The report raises the alarm on China’s “gray zone” tactics, citing 554 intrusions by Chinese warplanes into Taiwan’s air defense identification zone between September last year and the end of August. The MND reported that Beijing’s armed forces already have the power to blockade Taiwan’s key harbors, airports, and outbound flight routes. The report also disclosed over 380 active military exchange programs between the U.S. and Taiwan involving 2,700 military personnel over the past two years.

In response to China’s increased military actions, the MND said it is strengthening Taiwan’s asymmetrical warfare operations, combat force training, and indigenous defense manufacturing capability. The Legislative Yuan in November approved a bill authorizing the government to draft a special budget of up to NT$240 billion (US$8.63 billion) to upgrade Taiwan’s anti-air and anti-surface capabilities over the next five years.

Independence Support Criminalized in China

China’s Taiwan Affairs Office (TAO) announced in November that supporters of Taiwan independence would be held criminally liable for life. TAO Spokeswoman Zhu Fenglian stated that individuals deemed “stubbornly pro-Taiwan independence,” including Taiwan’s Premier Su Tseng-chang, Legislative Yuan Speaker You Si-kun, and Foreign Minister Joseph Wu, would be added to China’s global blacklist, which imposes lifetime criminal charges on listed entities and individuals. The listed individuals will be denied entry to China, Hong Kong, and Macau and barred from engaging in business with Chinese people or entities.

In response, Taiwan’s Mainland Affairs Council (MAC) stated that China’s unilateral legislation has no binding force on the people of Taiwan. The MAC warned that Beijing is damaging cross-Strait ties, and that Taiwan may consider legal countermeasures in response.

Taiwan Invited to U.S.  Democracy Summit

President Biden has included Taiwan on the list of 110 democracies invited to participate in a virtual democracy summit scheduled for December 9-10, 2021. Representing Taiwan at the online event will be Bi-khim Hsiao, Taiwan’s representative to the U.S., and Minister Without Portfolio Audrey Tang.

Responding to the news about Taiwan’s inclusion at the summit, China’s TAO called the move a mistake and stated that Beijing opposes any official interaction between the U.S. and Taiwan. The TAO urged the U.S. to adhere to the “One China Principle,” the term China uses to refer to the notion that both Taiwan and China belong to the People’s Republic of China.
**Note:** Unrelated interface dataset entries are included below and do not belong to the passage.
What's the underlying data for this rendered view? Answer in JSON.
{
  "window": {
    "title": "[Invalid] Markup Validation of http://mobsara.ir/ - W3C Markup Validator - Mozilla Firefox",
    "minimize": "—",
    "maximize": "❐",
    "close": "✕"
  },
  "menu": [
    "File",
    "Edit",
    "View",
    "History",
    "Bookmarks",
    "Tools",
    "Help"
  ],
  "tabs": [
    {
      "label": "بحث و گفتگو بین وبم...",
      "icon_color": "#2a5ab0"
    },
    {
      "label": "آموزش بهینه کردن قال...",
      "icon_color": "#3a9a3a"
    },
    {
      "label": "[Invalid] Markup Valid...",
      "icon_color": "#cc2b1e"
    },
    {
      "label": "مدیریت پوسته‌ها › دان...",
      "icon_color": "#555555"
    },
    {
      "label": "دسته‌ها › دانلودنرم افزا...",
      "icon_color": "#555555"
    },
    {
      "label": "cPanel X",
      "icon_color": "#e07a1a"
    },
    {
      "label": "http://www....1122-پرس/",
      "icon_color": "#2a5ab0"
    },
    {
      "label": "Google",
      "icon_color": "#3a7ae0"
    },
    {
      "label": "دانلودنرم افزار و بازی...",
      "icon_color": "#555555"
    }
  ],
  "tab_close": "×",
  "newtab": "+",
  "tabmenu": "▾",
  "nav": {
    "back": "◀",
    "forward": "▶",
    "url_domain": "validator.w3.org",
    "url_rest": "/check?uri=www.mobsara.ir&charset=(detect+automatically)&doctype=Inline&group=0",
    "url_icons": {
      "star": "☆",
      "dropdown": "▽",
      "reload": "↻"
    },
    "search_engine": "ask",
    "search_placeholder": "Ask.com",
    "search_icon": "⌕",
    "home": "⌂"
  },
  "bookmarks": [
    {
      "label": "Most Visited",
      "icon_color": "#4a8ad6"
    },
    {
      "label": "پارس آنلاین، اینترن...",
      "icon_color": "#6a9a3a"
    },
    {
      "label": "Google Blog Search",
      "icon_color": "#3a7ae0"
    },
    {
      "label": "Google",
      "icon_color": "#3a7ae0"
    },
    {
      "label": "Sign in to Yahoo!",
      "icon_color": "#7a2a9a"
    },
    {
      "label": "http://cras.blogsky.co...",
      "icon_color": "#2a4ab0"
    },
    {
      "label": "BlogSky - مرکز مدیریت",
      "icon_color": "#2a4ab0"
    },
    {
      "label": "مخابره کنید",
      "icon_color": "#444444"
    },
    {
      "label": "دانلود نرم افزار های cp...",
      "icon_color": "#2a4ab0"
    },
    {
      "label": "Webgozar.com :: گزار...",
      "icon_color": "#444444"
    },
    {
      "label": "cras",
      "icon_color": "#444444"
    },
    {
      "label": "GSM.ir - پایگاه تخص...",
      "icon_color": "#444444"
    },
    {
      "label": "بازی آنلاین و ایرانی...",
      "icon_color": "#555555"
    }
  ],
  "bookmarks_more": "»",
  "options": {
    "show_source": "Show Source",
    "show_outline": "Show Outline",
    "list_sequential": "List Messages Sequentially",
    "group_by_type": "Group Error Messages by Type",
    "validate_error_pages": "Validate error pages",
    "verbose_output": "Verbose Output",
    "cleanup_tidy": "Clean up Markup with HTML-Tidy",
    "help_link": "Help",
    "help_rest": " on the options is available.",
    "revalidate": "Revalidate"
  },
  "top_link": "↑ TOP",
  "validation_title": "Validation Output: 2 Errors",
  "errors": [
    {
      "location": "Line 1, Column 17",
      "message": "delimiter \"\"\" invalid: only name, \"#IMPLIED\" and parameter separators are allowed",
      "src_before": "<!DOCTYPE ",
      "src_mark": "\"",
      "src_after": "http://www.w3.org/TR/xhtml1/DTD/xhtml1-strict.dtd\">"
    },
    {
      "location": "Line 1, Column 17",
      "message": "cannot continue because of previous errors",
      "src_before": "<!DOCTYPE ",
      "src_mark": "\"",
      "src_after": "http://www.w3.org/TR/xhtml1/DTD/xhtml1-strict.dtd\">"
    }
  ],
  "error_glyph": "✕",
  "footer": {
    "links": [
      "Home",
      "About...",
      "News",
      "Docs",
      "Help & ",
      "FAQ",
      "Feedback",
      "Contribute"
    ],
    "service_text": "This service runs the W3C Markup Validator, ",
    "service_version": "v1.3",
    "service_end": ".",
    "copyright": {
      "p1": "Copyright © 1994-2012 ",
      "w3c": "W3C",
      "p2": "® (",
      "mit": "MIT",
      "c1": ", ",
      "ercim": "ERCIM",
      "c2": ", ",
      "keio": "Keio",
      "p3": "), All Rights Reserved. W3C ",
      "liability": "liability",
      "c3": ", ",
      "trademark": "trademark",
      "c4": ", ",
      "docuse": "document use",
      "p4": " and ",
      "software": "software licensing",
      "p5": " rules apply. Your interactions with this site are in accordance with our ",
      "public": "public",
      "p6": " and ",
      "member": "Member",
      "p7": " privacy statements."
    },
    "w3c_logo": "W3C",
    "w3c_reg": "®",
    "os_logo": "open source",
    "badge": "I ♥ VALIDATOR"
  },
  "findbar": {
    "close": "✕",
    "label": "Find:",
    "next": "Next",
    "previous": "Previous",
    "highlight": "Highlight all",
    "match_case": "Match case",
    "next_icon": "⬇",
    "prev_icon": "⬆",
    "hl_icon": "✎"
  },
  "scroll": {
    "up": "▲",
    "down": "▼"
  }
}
The U.S., on the other hand, has its own “One China policy,” which acknowledges that the People’s Republic is the sole legitimate government of China.

A spokesperson for Taiwan’s Presidential Office thanked President Biden for the democracy summit invitation, stating that Taiwan is a force for good in international society and will work with like-minded countries to protect universal values.

Far Eastern Group Fined by China

Textile and cement subsidiaries in China of Taiwan’s Far Eastern Group were fined over US$13.87 million for violations of the law, including environmental protection and work safety rules. The move is seen as a warning from Beijing to Taiwanese investors against using profits from their operations in China to fund pro-independence individuals and groups in Taiwan.

Far Eastern is a prominent donor to the DPP but also donates to KMT candidates. In Beijing, TAO Spokeswoman Zhu Fenglian said China welcomes and supports Taiwanese investment but warned that China would not allow those that support Taiwan independence or hinder cross-Strait relations to profit from business on the mainland.